11.27.2006

Stitch School: Cross Stitch

Stitch School has moved to it's very own space on the web! You'll now find the Cross Stitch post here. Comments are now closed on this post; if you'd like to leave a comment please do so on the new one.

16 comments:

Michele Annette said...

Thanks for the pattern, it looks beautiful! I used to do a lot of cross stitch in college, when I had a bit more free time. Ha! This pattern looks like it would make a nice tea towel. Thinking of more Christmas ideas! I love the last post about your kitties too!

'Tart said...

Thank you so much! I really enjoyed this post of stitching school. I do have a question about using linen vs. aida ~ How do you know how big to make the stitch if you do not have the aida holes? I am afraid to have uneven stitches without my aida. I have some beautiful patterns from an older cross stitch magazine and they show it on linen and I am afraid to try. Thanks again.

Jennifer said...

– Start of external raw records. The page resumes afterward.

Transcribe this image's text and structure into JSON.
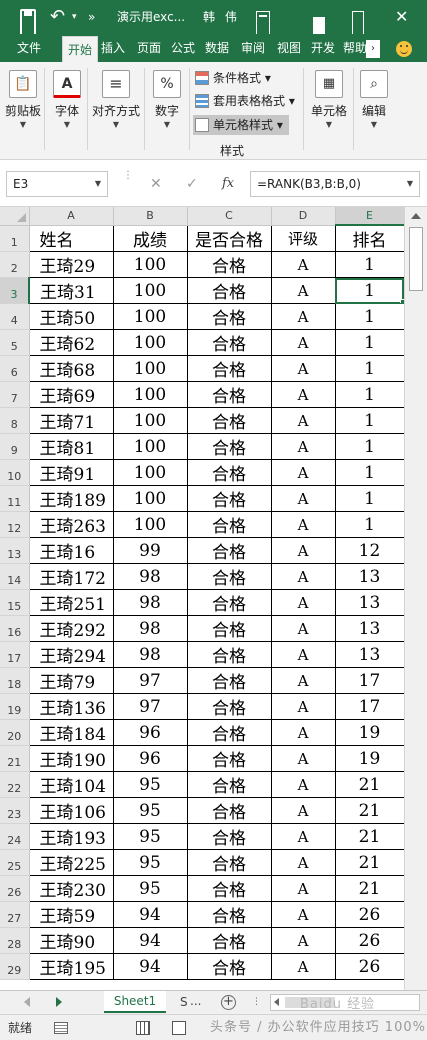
{
  "titlebar": {
    "doc_title": "演示用exc...",
    "user_name": "韩 伟",
    "more": "»",
    "close": "✕",
    "undo": "↶",
    "dropdown": "▾"
  },
  "ribbon": {
    "tabs": [
      "文件",
      "开始",
      "插入",
      "页面",
      "公式",
      "数据",
      "审阅",
      "视图",
      "开发",
      "帮助"
    ],
    "active_tab": "开始",
    "more": "›",
    "groups": {
      "clipboard": "剪贴板",
      "font": "字体",
      "alignment": "对齐方式",
      "number": "数字",
      "cells": "单元格",
      "editing": "编辑"
    },
    "style_items": {
      "conditional": "条件格式 ▾",
      "table_format": "套用表格格式 ▾",
      "cell_styles": "单元格样式 ▾"
    },
    "styles_label": "样式"
  },
  "formula_bar": {
    "name_box": "E3",
    "cancel": "✕",
    "confirm": "✓",
    "fx": "fx",
    "formula": "=RANK(B3,B:B,0)"
  },
  "grid": {
    "columns": [
      "A",
      "B",
      "C",
      "D",
      "E"
    ],
    "selected_column": "E",
    "selected_row": 3,
    "rows": [
      {
        "n": 1,
        "cells": [
          "姓名",
          "成绩",
          "是否合格",
          "评级",
          "排名"
        ]
      },
      {
        "n": 2,
        "cells": [
          "王琦29",
          "100",
          "合格",
          "A",
          "1"
        ]
      },
      {
        "n": 3,
        "cells": [
          "王琦31",
          "100",
          "合格",
          "A",
          "1"
        ]
      },
      {
        "n": 4,
        "cells": [
          "王琦50",
          "100",
          "合格",
          "A",
          "1"
        ]
      },
      {
        "n": 5,
        "cells": [
          "王琦62",
          "100",
          "合格",
          "A",
          "1"
        ]
      },
      {
        "n": 6,
        "cells": [
          "王琦68",
          "100",
          "合格",
          "A",
          "1"
        ]
      },
      {
        "n": 7,
        "cells": [
          "王琦69",
          "100",
          "合格",
          "A",
          "1"
        ]
      },
      {
        "n": 8,
        "cells": [
          "王琦71",
          "100",
          "合格",
          "A",
          "1"
        ]
      },
      {
        "n": 9,
        "cells": [
          "王琦81",
          "100",
          "合格",
          "A",
          "1"
        ]
      },
      {
        "n": 10,
        "cells": [
          "王琦91",
          "100",
          "合格",
          "A",
          "1"
        ]
      },
      {
        "n": 11,
        "cells": [
          "王琦189",
          "100",
          "合格",
          "A",
          "1"
        ]
      },
      {
        "n": 12,
        "cells": [
          "王琦263",
          "100",
          "合格",
          "A",
          "1"
        ]
      },
      {
        "n": 13,
        "cells": [
          "王琦16",
          "99",
          "合格",
          "A",
          "12"
        ]
      },
      {
        "n": 14,
        "cells": [
          "王琦172",
          "98",
          "合格",
          "A",
          "13"
        ]
      },
      {
        "n": 15,
        "cells": [
          "王琦251",
          "98",
          "合格",
          "A",
          "13"
        ]
      },
      {
        "n": 16,
        "cells": [
          "王琦292",
          "98",
          "合格",
          "A",
          "13"
        ]
      },
      {
        "n": 17,
        "cells": [
          "王琦294",
          "98",
          "合格",
          "A",
          "13"
        ]
      },
      {
        "n": 18,
        "cells": [
          "王琦79",
          "97",
          "合格",
          "A",
          "17"
        ]
      },
      {
        "n": 19,
        "cells": [
          "王琦136",
          "97",
          "合格",
          "A",
          "17"
        ]
      },
      {
        "n": 20,
        "cells": [
          "王琦184",
          "96",
          "合格",
          "A",
          "19"
        ]
      },
      {
        "n": 21,
        "cells": [
          "王琦190",
          "96",
          "合格",
          "A",
          "19"
        ]
      },
      {
        "n": 22,
        "cells": [
          "王琦104",
          "95",
          "合格",
          "A",
          "21"
        ]
      },
      {
        "n": 23,
        "cells": [
          "王琦106",
          "95",
          "合格",
          "A",
          "21"
        ]
      },
      {
        "n": 24,
        "cells": [
          "王琦193",
          "95",
          "合格",
          "A",
          "21"
        ]
      },
      {
        "n": 25,
        "cells": [
          "王琦225",
          "95",
          "合格",
          "A",
          "21"
        ]
      },
      {
        "n": 26,
        "cells": [
          "王琦230",
          "95",
          "合格",
          "A",
          "21"
        ]
      },
      {
        "n": 27,
        "cells": [
          "王琦59",
          "94",
          "合格",
          "A",
          "26"
        ]
      },
      {
        "n": 28,
        "cells": [
          "王琦90",
          "94",
          "合格",
          "A",
          "26"
        ]
      },
      {
        "n": 29,
        "cells": [
          "王琦195",
          "94",
          "合格",
          "A",
          "26"
        ]
      }
    ]
  },
  "sheet_tabs": {
    "active": "Sheet1",
    "partial": "S",
    "more": "...",
    "add": "+",
    "separator": "⋮",
    "watermark": "Baidu 经验"
  },
  "statusbar": {
    "status": "就绪",
    "watermark": "头条号 / 办公软件应用技巧",
    "zoom": "100%"
  },
  "colors": {
    "accent": "#217346"
  }
}
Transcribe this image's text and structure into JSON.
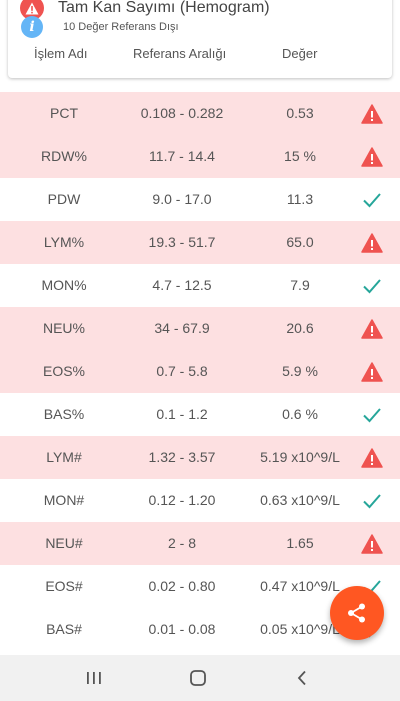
{
  "header": {
    "title": "Tam Kan Sayımı (Hemogram)",
    "subtitle": "10 Değer Referans Dışı",
    "warning_icon": "warning-icon",
    "info_icon": "info-icon",
    "info_glyph": "i"
  },
  "columns": {
    "name": "İşlem Adı",
    "range": "Referans Aralığı",
    "value": "Değer"
  },
  "colors": {
    "abnormal_row": "#fde0e1",
    "warning": "#ef5350",
    "ok_check": "#26a69a",
    "fab": "#ff5722",
    "info": "#64b5f6"
  },
  "rows": [
    {
      "name": "PCT",
      "range": "0.108 - 0.282",
      "value": "0.53",
      "status": "warning"
    },
    {
      "name": "RDW%",
      "range": "11.7 - 14.4",
      "value": "15 %",
      "status": "warning"
    },
    {
      "name": "PDW",
      "range": "9.0 - 17.0",
      "value": "11.3",
      "status": "ok"
    },
    {
      "name": "LYM%",
      "range": "19.3 - 51.7",
      "value": "65.0",
      "status": "warning"
    },
    {
      "name": "MON%",
      "range": "4.7 - 12.5",
      "value": "7.9",
      "status": "ok"
    },
    {
      "name": "NEU%",
      "range": "34 - 67.9",
      "value": "20.6",
      "status": "warning"
    },
    {
      "name": "EOS%",
      "range": "0.7 - 5.8",
      "value": "5.9 %",
      "status": "warning"
    },
    {
      "name": "BAS%",
      "range": "0.1 - 1.2",
      "value": "0.6 %",
      "status": "ok"
    },
    {
      "name": "LYM#",
      "range": "1.32 - 3.57",
      "value": "5.19 x10^9/L",
      "status": "warning"
    },
    {
      "name": "MON#",
      "range": "0.12 - 1.20",
      "value": "0.63 x10^9/L",
      "status": "ok"
    },
    {
      "name": "NEU#",
      "range": "2 - 8",
      "value": "1.65",
      "status": "warning"
    },
    {
      "name": "EOS#",
      "range": "0.02 - 0.80",
      "value": "0.47 x10^9/L",
      "status": "ok"
    },
    {
      "name": "BAS#",
      "range": "0.01 - 0.08",
      "value": "0.05 x10^9/L",
      "status": "ok"
    }
  ],
  "fab": {
    "icon": "share-icon"
  },
  "navbar": {
    "recents_icon": "recents-icon",
    "home_icon": "home-icon",
    "back_icon": "back-icon"
  }
}
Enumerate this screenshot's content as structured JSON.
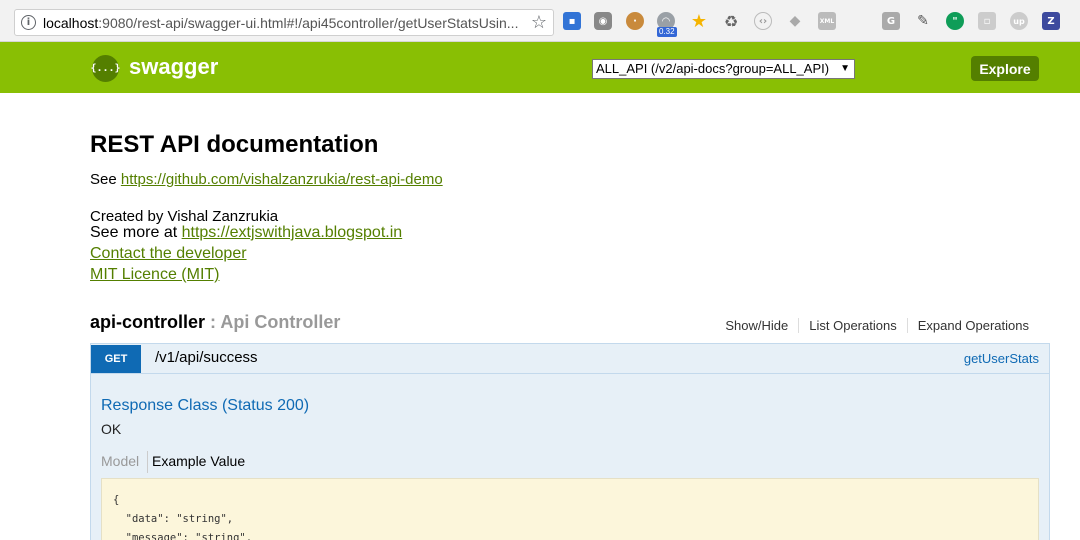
{
  "browser": {
    "url_host": "localhost",
    "url_rest": ":9080/rest-api/swagger-ui.html#!/api45controller/getUserStatsUsin...",
    "extension_badge": "0.32",
    "extensions": [
      "delicious-icon",
      "camera-icon",
      "cookie-icon",
      "speedometer-icon",
      "star-icon",
      "recycle-icon",
      "code-icon",
      "dropbox-icon",
      "xml-icon",
      "g-icon",
      "eyedropper-icon",
      "hangouts-icon",
      "puzzle-icon",
      "up-icon",
      "z-icon"
    ]
  },
  "header": {
    "logo_glyph": "{...}",
    "logo_text": "swagger",
    "api_select": "ALL_API (/v2/api-docs?group=ALL_API)",
    "explore_label": "Explore",
    "accent": "#89bf04"
  },
  "info": {
    "title": "REST API documentation",
    "see_prefix": "See ",
    "repo_link": "https://github.com/vishalzanzrukia/rest-api-demo",
    "created_by": "Created by Vishal Zanzrukia",
    "see_more_prefix": "See more at ",
    "blog_link": "https://extjswithjava.blogspot.in",
    "contact_link": "Contact the developer",
    "license_link": "MIT Licence (MIT)"
  },
  "resource": {
    "name": "api-controller",
    "separator": " : ",
    "description": "Api Controller",
    "actions": [
      "Show/Hide",
      "List Operations",
      "Expand Operations"
    ]
  },
  "operation": {
    "method": "GET",
    "path": "/v1/api/success",
    "nickname": "getUserStats",
    "response_title": "Response Class (Status 200)",
    "response_text": "OK",
    "tab_model": "Model",
    "tab_example": "Example Value",
    "code_lines": [
      "{",
      "  \"data\": \"string\",",
      "  \"message\": \"string\","
    ]
  }
}
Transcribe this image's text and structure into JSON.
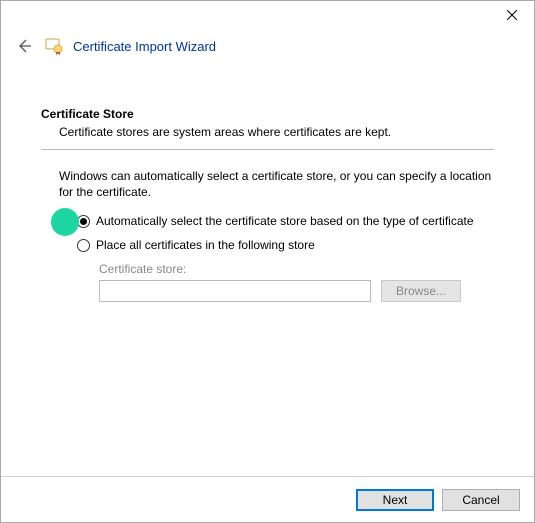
{
  "window": {
    "title": "Certificate Import Wizard"
  },
  "page": {
    "heading": "Certificate Store",
    "subheading": "Certificate stores are system areas where certificates are kept.",
    "instruction": "Windows can automatically select a certificate store, or you can specify a location for the certificate.",
    "options": {
      "auto": "Automatically select the certificate store based on the type of certificate",
      "manual": "Place all certificates in the following store",
      "selected": "auto"
    },
    "store_field": {
      "label": "Certificate store:",
      "value": "",
      "browse_label": "Browse..."
    }
  },
  "footer": {
    "next": "Next",
    "cancel": "Cancel"
  }
}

I am so very grateful for your stitch school. Your instructions are wonderful. I really appreciate you taking the time to share your knowledge.

janet said...

Good question 'Tart. Linen and heavy cotton both have holes—or, more accurately, space between the threads. After you decide how big you want your cross to be (and that's purely personal preference), you'll have to count across the threads for each stitch. As long as you stay in the same "row" when starting and ending each stitch you should be fine. And it gets easier after the first row because you have a starting place for the next one.

Aida is definitely easier to work with because the holes are more visible. My eyes may be a bit older than yours so I usually use a magnifying glass—one of those that you wear around your neck. It helps a lot when working with linen.

June said...

I've not been online for a few weeks and am just now catching up. Thanks so much for the two new stitch school tutorials as well as the cross-stitch pattern.

janet said...

Welcome back, June. I wondered about you when you didn't comment because you always do :)

Anonymous said...

it quite hard but following the instructions you eventuelly get there. thank you for putting a demonstration for how doing it.

Anonymous said...

hello thank you very much i cant descibe it how much leanring this means to me.
yours sk

Anonymous said...

I'm trying to make a stuffed animal mascot for my friend but the directions say to overlock stitch it together and i don't know what that is. Could you help me out? And does it make any difference if the material is felt?

janet said...

Overlock stitch isn't really an embroidery stitch - it's a sewing machine one. But, if you want to join two pieces together you can always try blanket stitch. If you check my post about that stitch, I showed a picture of a felt ornament that had the edges blanket-stitched together.

Felt is a nice heavy fabric that's often used for toys since it's soft and durable, but you could probably substitute another fabric and stuff it with more of whatever you're putting inside. Stuffed toys shouldn't be too soft so you'll need to compensate inside if you're using something softer outside.

Donna said...

I am a long time quilter, first time sross stitcher :)
I am still in practice mode and this question may be very basic.
When I have completed my row of corss stitches, I can still see glimpses of the aida cloth.
Am I doing something wrong?
I have tried doing the stitches with a much looser tension, but I still see the aida cloth through them.
I am using 2 strands of DMC cotton.
Thank you for your help (goodness knows I need it).
Kind regards
Donna

janet said...

No Donna, you're not doing anything wrong. The problem I have with Aida cloth is that you usually can still see it peeking through underneath - and it's not that attractive. Try increasing the number of strands you're using from two to three (or even four) or try not skipping holes for a denser look. I have examples in the photos of it done both ways and you can really see the difference.

Liz said...

Very useful!

suzana.ferreira said...

Hi, I'm brazilien and I don't know much english, but I want you to know how I love yours lessons. Many thanks. Kisses. Suzana

Lindsay said...

Thank you very much for your detailed instructions on all the different stitches. I'm in school still and this has been very helpful for my GCSE textiles work. Thanks again!

Tanya said...

Thanks so much for such a wonderful sight on embroidery stitches. You just saved all the people who are getting xmas presents from me. Your stitch photos and explanations are so clear. I tried numerous other sights but yours definitely is the best.

Tanya